### Problem to solve
Filter the entries for the string "Resources". Copy each line that has it.

### Records to process
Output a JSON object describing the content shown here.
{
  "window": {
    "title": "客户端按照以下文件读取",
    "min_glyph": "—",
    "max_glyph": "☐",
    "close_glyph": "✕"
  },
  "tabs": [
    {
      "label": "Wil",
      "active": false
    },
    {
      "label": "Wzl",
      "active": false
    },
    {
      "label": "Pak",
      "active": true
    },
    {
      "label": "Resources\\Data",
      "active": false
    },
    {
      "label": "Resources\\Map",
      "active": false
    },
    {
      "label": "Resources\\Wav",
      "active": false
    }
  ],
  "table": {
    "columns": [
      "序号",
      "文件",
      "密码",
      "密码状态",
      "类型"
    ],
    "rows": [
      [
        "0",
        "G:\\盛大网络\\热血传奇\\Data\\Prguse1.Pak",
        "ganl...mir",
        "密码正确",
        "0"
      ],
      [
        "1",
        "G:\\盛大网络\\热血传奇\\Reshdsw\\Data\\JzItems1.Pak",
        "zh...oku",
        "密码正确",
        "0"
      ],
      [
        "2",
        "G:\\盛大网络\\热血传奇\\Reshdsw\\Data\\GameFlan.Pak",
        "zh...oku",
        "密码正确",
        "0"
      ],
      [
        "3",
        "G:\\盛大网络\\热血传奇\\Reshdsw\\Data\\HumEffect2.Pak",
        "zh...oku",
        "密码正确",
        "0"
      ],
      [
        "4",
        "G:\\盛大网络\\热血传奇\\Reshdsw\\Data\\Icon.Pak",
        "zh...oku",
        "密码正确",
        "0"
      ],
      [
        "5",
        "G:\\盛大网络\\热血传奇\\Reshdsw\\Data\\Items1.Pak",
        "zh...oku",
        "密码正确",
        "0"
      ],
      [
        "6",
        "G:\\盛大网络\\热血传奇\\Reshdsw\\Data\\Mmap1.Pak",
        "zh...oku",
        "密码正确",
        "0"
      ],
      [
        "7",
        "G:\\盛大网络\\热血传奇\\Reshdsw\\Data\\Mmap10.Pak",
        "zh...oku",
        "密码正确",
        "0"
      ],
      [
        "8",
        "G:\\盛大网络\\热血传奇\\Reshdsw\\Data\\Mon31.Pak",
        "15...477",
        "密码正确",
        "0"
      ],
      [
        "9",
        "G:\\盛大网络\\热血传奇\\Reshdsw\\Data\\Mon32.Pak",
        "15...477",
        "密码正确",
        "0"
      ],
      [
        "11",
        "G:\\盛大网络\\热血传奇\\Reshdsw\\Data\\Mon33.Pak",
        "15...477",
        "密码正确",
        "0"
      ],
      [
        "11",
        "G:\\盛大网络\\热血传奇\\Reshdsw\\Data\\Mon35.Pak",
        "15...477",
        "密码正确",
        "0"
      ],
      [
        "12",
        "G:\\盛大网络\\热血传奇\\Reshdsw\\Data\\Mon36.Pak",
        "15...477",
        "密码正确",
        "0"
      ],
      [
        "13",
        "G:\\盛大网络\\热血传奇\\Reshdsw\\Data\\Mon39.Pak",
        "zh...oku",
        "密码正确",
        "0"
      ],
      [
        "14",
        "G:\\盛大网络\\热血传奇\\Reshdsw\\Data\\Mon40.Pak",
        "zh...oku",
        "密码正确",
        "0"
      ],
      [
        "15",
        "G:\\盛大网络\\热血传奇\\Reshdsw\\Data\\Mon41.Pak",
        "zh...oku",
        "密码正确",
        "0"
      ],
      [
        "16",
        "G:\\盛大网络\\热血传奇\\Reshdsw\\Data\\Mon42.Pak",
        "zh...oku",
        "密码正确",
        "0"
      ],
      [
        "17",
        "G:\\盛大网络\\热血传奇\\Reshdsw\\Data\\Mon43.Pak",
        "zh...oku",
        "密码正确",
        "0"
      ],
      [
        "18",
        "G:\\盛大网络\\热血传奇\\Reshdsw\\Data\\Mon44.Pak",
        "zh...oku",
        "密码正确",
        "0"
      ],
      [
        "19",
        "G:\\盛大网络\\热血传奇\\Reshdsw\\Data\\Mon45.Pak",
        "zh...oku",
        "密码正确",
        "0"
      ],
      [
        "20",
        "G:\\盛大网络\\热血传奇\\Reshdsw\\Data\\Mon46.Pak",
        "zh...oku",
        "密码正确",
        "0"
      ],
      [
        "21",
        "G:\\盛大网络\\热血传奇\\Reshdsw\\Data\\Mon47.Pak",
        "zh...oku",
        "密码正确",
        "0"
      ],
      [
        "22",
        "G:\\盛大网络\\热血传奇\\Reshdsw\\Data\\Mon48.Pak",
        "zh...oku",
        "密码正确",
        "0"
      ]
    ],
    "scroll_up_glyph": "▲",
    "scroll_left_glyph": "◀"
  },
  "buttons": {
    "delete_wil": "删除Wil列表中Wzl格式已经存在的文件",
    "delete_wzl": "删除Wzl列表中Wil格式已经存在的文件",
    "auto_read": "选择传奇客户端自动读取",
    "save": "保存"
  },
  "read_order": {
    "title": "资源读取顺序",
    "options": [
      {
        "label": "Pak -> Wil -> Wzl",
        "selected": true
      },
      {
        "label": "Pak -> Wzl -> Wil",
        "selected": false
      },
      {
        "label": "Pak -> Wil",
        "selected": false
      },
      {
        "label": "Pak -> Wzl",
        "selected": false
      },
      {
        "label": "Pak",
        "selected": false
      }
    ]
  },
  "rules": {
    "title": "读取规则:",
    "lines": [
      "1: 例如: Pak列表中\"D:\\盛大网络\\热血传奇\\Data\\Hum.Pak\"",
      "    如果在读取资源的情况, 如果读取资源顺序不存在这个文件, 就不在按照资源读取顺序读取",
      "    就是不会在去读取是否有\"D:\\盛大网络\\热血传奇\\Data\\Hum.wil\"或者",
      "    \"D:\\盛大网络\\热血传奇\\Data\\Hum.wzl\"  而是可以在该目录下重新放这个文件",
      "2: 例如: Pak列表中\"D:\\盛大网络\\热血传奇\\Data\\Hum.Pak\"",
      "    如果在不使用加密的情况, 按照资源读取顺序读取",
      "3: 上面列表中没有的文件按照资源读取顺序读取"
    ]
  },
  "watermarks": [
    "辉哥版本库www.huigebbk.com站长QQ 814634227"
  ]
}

### Result for this task
      "label": "Resources\\Data",
      "label": "Resources\\Map",
      "label": "Resources\\Wav",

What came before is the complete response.